In November 2014, U.S. Nuclear Regulatory Commission granted Areva an extension of the construction license until 30 March 2025.

On December 23, 2014 the U.S. Nuclear Regulatory Commission received an application for an export license XSOU8839 that would authorize the Y-12 National Security Complex to ship "134.2 kg uranium-235 contained in maximum of 144.0 kg of uranium, enriched to maximum 93.20 weight%, in the form of broken metal" to Areva's CERCA facility in France, where the material will be used to manufacture fuel for the Belgian BR2 reactor. The shipments are expected to take place in 2016.

The license notes that "[c]onversion of the BR2 reactor to use a LEU fuel is in progress." Indeed, in 2012 NRC approved a shipment of 22 kg of 20% LEU for use in irradiation experiments in the BR2 reactor.

Previously approved shipments of HEU for the BR2 reactor include 93.5 kg of HEU (87.3 kg of U-235) in July 2010, 85.5 kg of HEU (79.814 kg of U- 235) in 2006. It also used the 69 kg of HEU that was supplied in 2006 for the High Flux Reactor (Réacteur à Haut Flux, RHF) at the Institut Max von Laue-Paul Langevin (ILL) in Grenoble.

UPDATE: The license XSNM3755was issued on January 26, 2015.

China's experimental fast reactor, CFER, reached full power, 65 MWt, at 5.00pm on 15 December 2014 and operated at this level continuously for three full days.
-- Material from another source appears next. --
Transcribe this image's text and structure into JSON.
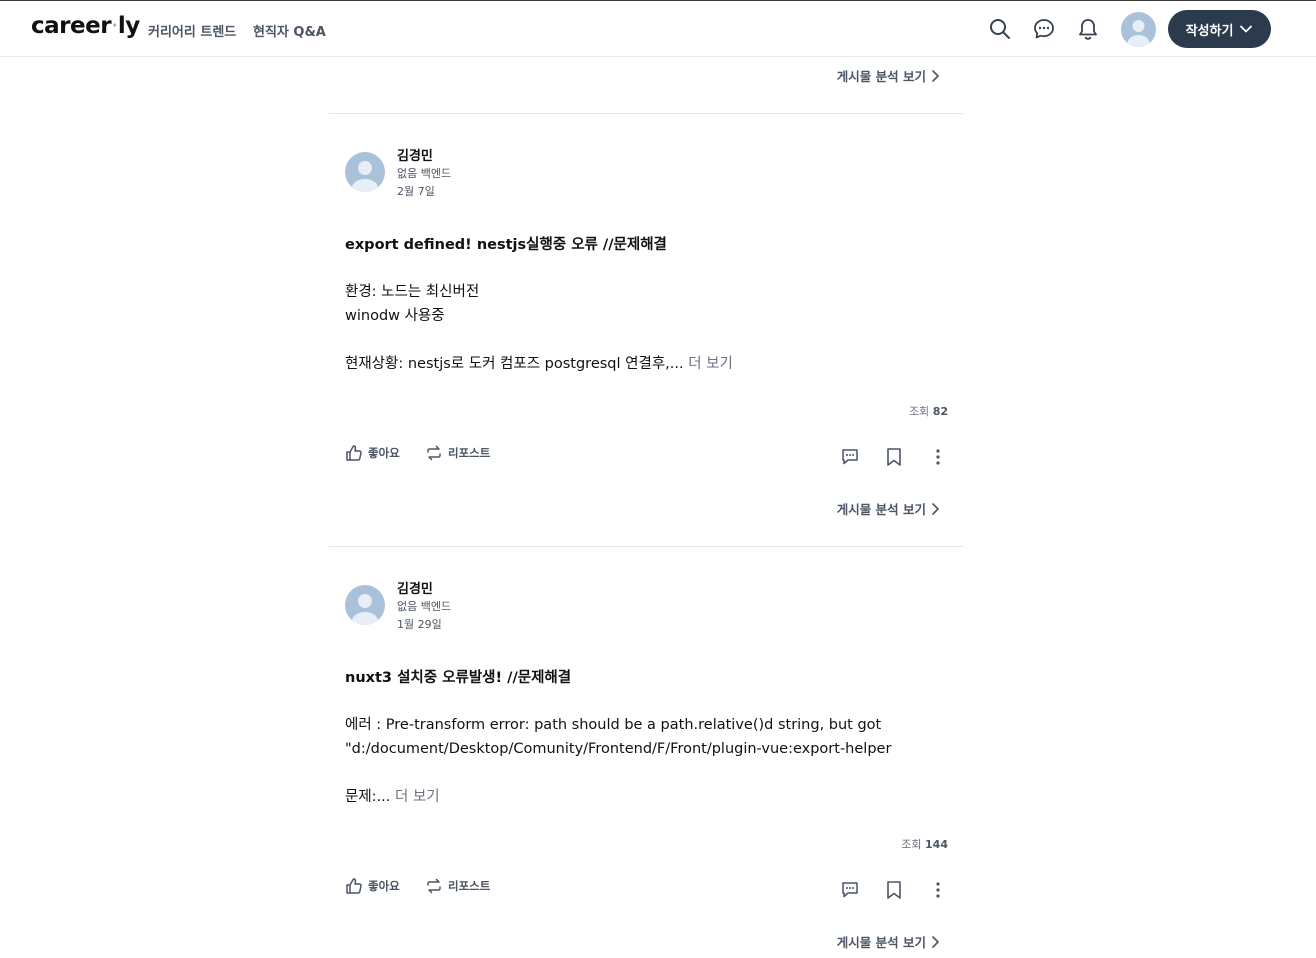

The reactor, built with Russia's assistance, first reached criticality in July 2010 and was connected to the grid in July 2011. At this point CEFR operates with 64.4% enriched HEU fuel, supplied by Russia.